Work order — Filter these entries, keeping only lines that hold the word "Running".

Records from a data collection —
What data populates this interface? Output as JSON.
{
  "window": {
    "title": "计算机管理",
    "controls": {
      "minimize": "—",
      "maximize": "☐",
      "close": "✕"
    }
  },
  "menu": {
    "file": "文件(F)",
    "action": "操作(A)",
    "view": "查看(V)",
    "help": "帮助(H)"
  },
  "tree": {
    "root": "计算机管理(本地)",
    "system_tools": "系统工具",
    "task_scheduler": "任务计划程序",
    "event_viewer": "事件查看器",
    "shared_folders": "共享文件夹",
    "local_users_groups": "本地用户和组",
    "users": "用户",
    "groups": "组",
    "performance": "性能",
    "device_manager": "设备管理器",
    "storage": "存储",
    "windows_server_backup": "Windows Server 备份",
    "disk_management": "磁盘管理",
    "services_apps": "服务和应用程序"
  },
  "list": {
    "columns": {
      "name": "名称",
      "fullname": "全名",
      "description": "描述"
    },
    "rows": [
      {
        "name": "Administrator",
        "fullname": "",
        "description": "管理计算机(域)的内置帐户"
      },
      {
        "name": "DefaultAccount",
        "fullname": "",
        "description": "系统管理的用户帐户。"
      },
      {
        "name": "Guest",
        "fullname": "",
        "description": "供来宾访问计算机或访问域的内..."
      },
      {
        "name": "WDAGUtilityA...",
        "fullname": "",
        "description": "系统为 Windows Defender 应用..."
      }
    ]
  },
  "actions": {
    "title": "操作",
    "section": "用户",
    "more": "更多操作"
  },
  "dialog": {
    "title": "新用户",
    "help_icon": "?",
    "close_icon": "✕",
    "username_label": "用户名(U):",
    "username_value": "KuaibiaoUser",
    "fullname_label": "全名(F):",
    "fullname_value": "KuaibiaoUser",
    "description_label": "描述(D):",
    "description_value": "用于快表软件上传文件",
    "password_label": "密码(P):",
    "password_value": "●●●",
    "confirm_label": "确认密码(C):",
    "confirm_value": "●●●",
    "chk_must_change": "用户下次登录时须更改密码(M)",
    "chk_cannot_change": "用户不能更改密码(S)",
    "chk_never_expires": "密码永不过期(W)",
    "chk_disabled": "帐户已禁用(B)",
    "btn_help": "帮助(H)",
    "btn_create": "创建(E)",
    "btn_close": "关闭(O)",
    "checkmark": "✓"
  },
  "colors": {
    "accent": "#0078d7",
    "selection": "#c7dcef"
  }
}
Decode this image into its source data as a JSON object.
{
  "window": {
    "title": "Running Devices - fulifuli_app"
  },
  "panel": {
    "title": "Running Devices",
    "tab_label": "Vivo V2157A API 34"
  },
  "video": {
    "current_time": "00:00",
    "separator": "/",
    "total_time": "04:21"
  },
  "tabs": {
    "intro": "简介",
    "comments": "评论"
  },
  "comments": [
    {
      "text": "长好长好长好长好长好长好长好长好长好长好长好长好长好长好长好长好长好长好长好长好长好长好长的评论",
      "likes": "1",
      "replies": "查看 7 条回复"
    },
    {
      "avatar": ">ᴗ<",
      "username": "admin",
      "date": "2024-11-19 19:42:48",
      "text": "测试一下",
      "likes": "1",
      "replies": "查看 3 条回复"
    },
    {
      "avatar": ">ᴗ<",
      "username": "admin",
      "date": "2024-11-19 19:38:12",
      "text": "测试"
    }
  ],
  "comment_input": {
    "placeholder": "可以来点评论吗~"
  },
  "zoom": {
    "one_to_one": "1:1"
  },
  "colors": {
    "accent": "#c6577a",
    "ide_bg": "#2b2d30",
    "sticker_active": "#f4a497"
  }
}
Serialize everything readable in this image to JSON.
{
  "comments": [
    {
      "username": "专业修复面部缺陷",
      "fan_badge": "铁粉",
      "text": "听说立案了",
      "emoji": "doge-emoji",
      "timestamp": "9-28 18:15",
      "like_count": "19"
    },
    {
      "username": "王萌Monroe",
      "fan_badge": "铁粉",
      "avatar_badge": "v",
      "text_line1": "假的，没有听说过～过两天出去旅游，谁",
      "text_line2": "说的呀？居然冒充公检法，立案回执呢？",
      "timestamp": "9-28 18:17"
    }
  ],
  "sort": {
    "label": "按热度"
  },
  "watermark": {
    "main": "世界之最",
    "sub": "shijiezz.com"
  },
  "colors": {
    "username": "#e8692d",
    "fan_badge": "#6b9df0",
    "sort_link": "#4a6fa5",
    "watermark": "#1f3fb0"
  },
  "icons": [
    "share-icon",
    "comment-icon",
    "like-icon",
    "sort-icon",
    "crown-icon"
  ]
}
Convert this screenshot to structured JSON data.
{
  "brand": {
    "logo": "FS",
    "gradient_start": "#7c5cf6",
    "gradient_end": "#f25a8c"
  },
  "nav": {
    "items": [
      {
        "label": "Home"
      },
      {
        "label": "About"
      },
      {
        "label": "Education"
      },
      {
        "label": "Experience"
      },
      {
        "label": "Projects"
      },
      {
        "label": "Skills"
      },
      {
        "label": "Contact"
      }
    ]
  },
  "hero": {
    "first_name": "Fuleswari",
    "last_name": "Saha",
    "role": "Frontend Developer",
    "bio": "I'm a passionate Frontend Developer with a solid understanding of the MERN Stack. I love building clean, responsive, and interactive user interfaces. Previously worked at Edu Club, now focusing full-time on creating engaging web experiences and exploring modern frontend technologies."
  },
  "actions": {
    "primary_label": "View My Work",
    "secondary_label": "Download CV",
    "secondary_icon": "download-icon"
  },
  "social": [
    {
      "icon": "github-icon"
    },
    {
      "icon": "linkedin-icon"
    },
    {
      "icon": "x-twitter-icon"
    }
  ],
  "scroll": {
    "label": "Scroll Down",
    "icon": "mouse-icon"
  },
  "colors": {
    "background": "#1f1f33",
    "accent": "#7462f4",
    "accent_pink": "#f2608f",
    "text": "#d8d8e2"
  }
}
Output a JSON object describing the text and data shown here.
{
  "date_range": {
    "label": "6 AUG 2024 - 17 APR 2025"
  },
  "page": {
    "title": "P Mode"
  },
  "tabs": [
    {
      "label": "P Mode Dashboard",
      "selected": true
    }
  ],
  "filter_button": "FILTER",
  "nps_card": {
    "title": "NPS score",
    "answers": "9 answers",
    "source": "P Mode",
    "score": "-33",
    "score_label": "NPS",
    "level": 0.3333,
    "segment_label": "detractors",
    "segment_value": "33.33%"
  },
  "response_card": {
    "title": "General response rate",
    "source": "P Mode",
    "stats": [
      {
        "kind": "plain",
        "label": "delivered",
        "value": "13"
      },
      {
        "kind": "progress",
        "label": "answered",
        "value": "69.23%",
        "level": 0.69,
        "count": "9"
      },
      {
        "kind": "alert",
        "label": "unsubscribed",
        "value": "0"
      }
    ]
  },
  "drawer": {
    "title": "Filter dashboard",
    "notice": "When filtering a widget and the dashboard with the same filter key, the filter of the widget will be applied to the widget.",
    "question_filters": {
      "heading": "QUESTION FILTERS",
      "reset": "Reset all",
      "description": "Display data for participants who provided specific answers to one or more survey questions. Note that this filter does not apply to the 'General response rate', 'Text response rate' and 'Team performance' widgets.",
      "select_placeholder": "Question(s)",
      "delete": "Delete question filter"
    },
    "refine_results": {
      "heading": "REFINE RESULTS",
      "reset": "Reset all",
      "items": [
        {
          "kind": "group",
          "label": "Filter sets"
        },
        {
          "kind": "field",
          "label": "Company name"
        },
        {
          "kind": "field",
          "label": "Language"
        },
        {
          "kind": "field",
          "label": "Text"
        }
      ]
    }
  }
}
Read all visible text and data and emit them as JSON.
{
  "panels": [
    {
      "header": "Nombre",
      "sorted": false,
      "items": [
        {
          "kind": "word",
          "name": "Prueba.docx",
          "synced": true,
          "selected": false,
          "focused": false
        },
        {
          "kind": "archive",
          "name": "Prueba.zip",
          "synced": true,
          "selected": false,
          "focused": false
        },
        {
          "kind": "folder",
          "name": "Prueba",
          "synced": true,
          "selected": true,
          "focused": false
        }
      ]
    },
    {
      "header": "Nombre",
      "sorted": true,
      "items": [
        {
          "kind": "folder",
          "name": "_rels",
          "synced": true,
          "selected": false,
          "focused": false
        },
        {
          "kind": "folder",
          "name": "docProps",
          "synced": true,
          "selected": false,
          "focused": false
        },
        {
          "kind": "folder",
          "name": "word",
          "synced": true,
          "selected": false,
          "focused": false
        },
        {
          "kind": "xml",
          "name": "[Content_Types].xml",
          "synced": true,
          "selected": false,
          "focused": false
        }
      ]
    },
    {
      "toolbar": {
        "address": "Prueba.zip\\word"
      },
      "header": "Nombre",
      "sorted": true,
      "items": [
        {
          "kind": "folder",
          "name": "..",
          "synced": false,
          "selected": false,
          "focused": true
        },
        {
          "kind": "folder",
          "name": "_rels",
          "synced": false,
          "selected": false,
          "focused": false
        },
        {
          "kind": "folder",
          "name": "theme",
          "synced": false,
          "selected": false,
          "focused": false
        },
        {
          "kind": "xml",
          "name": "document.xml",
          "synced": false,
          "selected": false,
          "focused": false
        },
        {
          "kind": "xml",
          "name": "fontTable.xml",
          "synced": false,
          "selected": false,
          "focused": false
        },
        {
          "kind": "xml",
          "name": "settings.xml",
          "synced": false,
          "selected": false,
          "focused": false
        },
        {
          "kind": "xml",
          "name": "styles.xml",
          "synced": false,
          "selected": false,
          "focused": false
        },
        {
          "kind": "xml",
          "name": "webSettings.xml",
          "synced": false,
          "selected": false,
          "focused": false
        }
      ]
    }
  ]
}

Written solution —
    "title": "Running Devices - fulifuli_app"
    "title": "Running Devices",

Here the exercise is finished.